Website customers are also divided on this issue. On a Facebook page dedicated to genealogy, one user responded with outrage: “My relatives consented for their data to be used for genealogy but not for criminal investigations,” However, another user wrote: “I’ll volunteer to give my DNA and out any of my cousins who may be rapist/murderers. So much drama over nothing,”

Nowadays, police detectives are, in fact, using the website to track down murderers, but are we certain they will not expand this usage in the future? Blaine Bettinger, a lawyer affiliated with GEDmatch told The Atlantic that he is concerned that the police will begin searching for offenders of less serious crimes, like drug offenses.

“That makes me uncomfortable," he says. "We leave DNA everywhere we go. Everywhere we touch has DNA. There’s got to be a limit.” Though GEDmatch’s terms of service demand that uploaded DNA samples from crime scenes will only come from murder and rape cases, the site's owners do not have any way of verifying this.
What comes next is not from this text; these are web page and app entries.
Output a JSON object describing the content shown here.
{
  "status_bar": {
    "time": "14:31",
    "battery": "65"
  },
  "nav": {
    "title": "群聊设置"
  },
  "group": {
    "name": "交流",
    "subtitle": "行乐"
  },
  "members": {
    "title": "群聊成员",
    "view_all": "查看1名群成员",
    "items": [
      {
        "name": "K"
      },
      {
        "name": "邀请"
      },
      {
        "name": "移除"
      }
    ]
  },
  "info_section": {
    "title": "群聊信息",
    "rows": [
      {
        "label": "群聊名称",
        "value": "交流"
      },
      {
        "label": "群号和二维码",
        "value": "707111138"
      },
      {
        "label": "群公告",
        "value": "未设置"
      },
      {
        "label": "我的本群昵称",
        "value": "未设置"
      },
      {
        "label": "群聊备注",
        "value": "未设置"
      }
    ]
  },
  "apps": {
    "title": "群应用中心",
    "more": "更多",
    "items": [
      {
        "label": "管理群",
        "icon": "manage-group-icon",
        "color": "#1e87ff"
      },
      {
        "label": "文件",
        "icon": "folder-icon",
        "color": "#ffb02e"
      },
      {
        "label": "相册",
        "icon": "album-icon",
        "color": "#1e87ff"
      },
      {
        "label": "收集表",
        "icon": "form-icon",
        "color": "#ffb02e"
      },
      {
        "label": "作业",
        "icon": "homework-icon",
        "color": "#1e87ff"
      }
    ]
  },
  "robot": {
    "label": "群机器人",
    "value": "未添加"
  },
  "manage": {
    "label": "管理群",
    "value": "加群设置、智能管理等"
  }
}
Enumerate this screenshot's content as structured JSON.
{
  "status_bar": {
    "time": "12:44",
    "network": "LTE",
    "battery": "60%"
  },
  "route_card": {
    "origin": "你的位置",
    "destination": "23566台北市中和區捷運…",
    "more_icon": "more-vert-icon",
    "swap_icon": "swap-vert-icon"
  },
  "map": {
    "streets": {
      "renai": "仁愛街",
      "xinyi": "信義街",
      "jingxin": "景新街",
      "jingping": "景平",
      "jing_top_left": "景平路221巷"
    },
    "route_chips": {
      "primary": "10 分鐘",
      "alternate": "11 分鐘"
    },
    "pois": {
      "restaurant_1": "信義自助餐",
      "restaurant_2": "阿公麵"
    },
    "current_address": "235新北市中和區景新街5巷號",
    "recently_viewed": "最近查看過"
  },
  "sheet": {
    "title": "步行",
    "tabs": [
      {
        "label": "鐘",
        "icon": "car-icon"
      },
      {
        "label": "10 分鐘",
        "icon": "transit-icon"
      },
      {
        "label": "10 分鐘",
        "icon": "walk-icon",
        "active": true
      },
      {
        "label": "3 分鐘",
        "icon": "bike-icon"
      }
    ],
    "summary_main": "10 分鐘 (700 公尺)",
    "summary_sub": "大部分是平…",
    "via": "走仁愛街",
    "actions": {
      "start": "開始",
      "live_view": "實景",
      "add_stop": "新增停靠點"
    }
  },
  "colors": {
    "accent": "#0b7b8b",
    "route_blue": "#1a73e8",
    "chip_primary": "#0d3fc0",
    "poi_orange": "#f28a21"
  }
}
Generally speaking, since the website is public and does not belong to any government authority, it is not subject to any sort of restrictions or supervision. In contrast, some states in the US have laws that limit CODIS use, for example.  

Police detectives' abrupt entry into the genetic genealogy field has left legislators behind: Attempts to supervise such investigations will surely follow, but until they do, it seems anything goes. “People on GEDmatch are part of an experiment,” concluded genealogist Debbie Kennett in the interview for The Atlantic. An experiment that they did not necessarily sign up for – but no one asked them.


Translated by Elee Shimshoni